Element data from apps and pages:
# # # #
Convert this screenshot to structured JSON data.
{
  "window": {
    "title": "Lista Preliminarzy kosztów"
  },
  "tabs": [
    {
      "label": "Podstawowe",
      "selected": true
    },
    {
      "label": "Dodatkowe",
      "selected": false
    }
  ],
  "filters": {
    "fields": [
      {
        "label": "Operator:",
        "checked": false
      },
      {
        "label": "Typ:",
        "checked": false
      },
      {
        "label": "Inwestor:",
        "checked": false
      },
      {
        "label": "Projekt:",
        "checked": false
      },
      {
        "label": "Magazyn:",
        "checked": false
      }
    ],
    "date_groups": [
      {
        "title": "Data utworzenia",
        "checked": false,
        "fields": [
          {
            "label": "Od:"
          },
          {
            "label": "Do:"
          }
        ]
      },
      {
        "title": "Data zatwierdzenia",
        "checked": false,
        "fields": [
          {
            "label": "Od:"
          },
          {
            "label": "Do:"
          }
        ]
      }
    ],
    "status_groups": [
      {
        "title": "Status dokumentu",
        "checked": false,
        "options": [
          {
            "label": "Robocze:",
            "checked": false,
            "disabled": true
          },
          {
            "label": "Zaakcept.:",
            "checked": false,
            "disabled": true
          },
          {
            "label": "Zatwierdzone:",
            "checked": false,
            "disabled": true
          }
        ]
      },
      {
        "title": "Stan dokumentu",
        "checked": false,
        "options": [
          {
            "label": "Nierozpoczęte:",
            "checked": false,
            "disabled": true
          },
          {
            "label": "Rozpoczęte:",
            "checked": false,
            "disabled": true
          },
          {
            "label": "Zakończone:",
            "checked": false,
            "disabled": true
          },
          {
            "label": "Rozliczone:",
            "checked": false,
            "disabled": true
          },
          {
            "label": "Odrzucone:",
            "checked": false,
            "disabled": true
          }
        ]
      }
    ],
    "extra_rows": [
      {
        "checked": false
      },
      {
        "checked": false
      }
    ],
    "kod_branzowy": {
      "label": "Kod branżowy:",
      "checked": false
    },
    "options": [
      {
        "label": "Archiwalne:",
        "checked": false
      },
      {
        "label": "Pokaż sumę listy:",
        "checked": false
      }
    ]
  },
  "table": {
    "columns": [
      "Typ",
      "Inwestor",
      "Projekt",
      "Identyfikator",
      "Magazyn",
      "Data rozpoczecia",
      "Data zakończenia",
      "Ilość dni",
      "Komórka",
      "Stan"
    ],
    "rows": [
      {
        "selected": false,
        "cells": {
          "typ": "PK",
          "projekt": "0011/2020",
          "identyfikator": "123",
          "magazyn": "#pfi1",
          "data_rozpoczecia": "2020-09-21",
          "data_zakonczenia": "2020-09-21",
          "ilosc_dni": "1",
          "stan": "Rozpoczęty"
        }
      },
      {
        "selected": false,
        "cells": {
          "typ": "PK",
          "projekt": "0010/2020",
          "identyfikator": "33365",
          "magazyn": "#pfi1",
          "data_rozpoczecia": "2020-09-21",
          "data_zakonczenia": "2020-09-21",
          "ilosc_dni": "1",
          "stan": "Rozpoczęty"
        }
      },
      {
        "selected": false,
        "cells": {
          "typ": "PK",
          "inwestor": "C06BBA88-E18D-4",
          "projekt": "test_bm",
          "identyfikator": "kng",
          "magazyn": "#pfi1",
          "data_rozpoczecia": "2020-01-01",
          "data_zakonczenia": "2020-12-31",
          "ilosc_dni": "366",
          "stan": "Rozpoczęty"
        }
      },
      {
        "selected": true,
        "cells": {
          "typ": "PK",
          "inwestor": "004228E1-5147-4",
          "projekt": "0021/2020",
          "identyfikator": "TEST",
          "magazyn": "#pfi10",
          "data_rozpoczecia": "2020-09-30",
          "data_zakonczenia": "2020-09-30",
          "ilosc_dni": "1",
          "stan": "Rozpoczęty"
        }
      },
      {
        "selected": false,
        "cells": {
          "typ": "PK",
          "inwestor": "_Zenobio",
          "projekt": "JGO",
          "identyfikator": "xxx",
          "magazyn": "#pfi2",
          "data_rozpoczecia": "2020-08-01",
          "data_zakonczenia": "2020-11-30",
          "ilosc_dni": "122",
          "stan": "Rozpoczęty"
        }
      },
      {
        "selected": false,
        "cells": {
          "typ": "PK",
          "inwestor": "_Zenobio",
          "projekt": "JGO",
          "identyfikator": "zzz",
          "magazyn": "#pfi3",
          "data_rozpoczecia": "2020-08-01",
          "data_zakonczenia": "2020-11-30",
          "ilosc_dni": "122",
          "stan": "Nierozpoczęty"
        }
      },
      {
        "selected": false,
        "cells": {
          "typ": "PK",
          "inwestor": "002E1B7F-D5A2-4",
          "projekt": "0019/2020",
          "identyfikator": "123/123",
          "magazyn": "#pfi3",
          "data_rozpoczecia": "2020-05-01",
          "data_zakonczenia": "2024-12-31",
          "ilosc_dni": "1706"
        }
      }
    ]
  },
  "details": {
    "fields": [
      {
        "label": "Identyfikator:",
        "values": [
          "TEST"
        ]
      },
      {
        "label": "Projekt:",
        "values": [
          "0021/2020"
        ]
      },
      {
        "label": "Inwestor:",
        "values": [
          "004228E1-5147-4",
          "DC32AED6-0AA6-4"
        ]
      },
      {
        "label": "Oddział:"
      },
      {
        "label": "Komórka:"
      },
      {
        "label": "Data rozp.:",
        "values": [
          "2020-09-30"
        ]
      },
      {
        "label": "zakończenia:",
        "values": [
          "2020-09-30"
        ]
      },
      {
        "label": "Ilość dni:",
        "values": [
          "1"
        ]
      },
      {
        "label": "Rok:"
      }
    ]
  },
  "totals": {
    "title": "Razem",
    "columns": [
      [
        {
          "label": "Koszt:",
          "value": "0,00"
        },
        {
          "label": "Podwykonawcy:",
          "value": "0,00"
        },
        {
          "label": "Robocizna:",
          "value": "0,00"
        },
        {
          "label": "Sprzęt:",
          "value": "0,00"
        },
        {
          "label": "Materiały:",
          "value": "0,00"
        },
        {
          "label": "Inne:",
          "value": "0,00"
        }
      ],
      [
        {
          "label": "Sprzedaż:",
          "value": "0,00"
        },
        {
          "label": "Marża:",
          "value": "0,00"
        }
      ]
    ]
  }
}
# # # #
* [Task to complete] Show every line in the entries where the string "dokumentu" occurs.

* [Task solution]
        "title": "Status dokumentu",
        "title": "Stan dokumentu",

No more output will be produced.